Beyond City Limits: Tasmania
06 October 2023
For the Spring 2023 edition of the ANZCA Bulletin, we visited Tasmania to talk to anaesthetists and trainees who live and work there.
The Tasmanian Anaesthetic Training Program (TATP) provides anaesthesia training at all three Tasmanian Health Service (THS) hospitals – Royal Hobart, Launceston General and the North West Regional Hospital in Burnie. It has between 30-35 positions each year including up to seven provisional fellowship positions.
Trainees and fellows from Royal Hobart, Launceston General, and North West Regional hospitals tell us why they love living and working in Tasmania.
Consultants, heads of department, supervisors of training (SOTs) and trainees all highlight the collegial and supportive approach to training in the state through the TATP. The bonus of beaches, mountains, food, wine and culture is increasingly becoming a significant drawcard for trainees and consultants wanting to live and work in Tasmania.

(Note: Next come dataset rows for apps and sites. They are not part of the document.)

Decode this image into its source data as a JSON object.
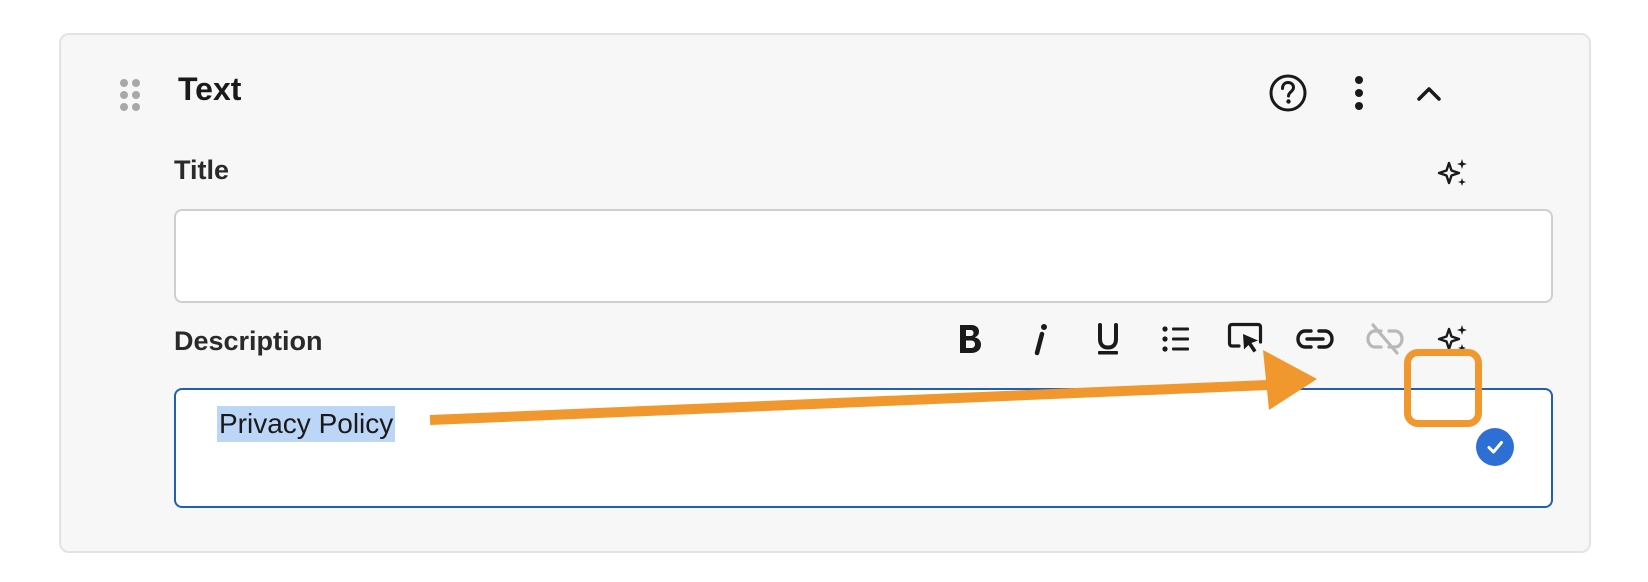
{
  "block": {
    "title": "Text",
    "icons": [
      "drag-handle-icon",
      "help-icon",
      "more-vertical-icon",
      "chevron-up-icon"
    ]
  },
  "title_field": {
    "label": "Title",
    "value": "",
    "ai_icon": "sparkle-icon"
  },
  "description_field": {
    "label": "Description",
    "selected_text": "Privacy Policy",
    "toolbar": [
      "bold-icon",
      "italic-icon",
      "underline-icon",
      "bullet-list-icon",
      "cursor-select-icon",
      "link-icon",
      "unlink-icon",
      "sparkle-icon"
    ],
    "status_icon": "check-circle-icon"
  },
  "annotation": {
    "highlight_color": "#f0972d",
    "target": "link-icon"
  },
  "colors": {
    "card_bg": "#f7f7f7",
    "focus_border": "#1f5fb8",
    "selection": "#bcd6f7",
    "check_badge": "#2e6fd6"
  }
}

According to specialist anaesthetist Dr Lia Freestone, Chair of the TATP and an ANZCA Rotational Supervisor at Royal Hobart Hospital, the Tasmanian program is unique because all trainees are included in and supported by the TATP and are assured of structured generalist training and dedicated exam support across the state’s three hospital sites.
“We really are blessed in Tasmania. It’s not only a beautiful place but the anaesthesia training in Tasmania is quite special. The Tasmanian Anaesthetic Program has been in place since 2009 and it is one of the few, arguably the only rotational training program that provides one program for the whole state, for all trainees and that is unique,” she explains.
“Every trainee in the state and the three training sites are all looked after by the TATP and the program provides all their training requirements -- all their clinical time and all their volume of practice -- but it also provides other important needs such as support and collegiality. The level of consultant engagement also makes the training program stronger.
“It’s these things − support, collegiality, wellbeing and our strengths as a small intimate program where we know you really well and you know us really well. This means we can customise the approach to training, including flexible training options as you need them so we can look after you as an individual, not just as an ANZCA trainee. That aspect of our program is very special.”
Dr Freestone believes the anaesthesia trainee exam results speak for themselves with the TATP trainees often performing well above average compared with other states and territories. And she says the support from the state’s hospitals’ heads of department, SOTs and the Tasmanian consultant body has helped make the TATP such a success.
“We ensure that targeted exam support is provided to trainees and the consultants are heavily engaged in the process too. It means we can optimise and tailor support for all our trainees.”
You can read more about Tasmania’s anaesthesia training program and meet the state’s trainees and anaesthetists in the Spring 2023 ANZCA Bulletin.